    Given the depth and quality of the music that’s contained on Chants: A Candomblé Experience, that would have to be a stunning presentation.
Zan Stewart - June 15, 2000

 The chants used as inspiration for this recording are ageless African religious chants that where brought to Brazil by the slaves and survived all intents of eradication, be it from slave owners as well as governments who saw in the religious activities associated with them a threat to their control. I would like to apologize for any mistake that could have happened in the handling of the information I used, but it was done with utmost respect. (Avamunha, the gathering, should open the CD, but for artistic reasons I decided to place it where it is).

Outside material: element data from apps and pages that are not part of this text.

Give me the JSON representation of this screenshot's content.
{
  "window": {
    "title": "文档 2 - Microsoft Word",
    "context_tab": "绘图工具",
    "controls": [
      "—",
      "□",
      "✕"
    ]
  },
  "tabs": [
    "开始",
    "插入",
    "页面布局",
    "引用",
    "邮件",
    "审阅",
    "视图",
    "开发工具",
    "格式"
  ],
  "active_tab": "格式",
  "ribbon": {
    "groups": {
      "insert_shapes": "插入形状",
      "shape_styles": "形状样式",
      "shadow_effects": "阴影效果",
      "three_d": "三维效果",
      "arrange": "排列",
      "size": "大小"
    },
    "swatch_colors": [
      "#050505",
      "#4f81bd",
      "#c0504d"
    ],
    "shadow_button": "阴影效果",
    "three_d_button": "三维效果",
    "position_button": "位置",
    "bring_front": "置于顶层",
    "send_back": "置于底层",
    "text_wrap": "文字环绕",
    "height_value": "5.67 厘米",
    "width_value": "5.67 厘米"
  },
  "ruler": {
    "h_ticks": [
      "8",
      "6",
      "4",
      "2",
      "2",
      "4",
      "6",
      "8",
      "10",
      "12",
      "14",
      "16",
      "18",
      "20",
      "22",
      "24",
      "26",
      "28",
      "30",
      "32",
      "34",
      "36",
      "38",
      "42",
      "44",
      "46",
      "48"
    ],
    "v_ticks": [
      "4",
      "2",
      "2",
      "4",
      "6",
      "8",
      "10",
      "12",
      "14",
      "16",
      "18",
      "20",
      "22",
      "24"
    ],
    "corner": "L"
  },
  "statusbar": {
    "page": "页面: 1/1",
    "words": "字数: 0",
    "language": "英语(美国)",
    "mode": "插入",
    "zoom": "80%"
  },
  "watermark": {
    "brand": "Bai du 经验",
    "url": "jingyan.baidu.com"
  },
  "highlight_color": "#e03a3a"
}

 Even though the chants were used by us without any conscious religious purpose, I would like it to be a tribute to all those who by their actions show us the beauty of tolerance, diversity and inclusiveness. 

Thank you: As usual, to my beautiful family, that opened all the doors for me to travel the ever rewarding road of music. This includes my wife Paula who brought a lot of peace to concentrate and appreciate the importance of art, and my son Tiago who keeps teaching me about life and love. Jerry, Fernando, Steve, Sula, Alex, Katie, Chiara, Giana and Sharine for all the musicianship displayed as well as the support showed throughout all moments. Peter Kontrimas, Jamey, Rodolfo, Leonora.
Also: Perro Andaluz, Katie y Quiel, Felipe, Bertram, Gustavo, Pedro, Bob Moses, Sergio Faluotico, Jorge Alabe, Deraldo, Gwen and Rob (AJC), very special thanks to Charlie whose priceless help will always be appreciated, and my students who keep challenging me every day. Above all Thanks to God, Jesus Christ and beloved guru Paramahansa Yogananda.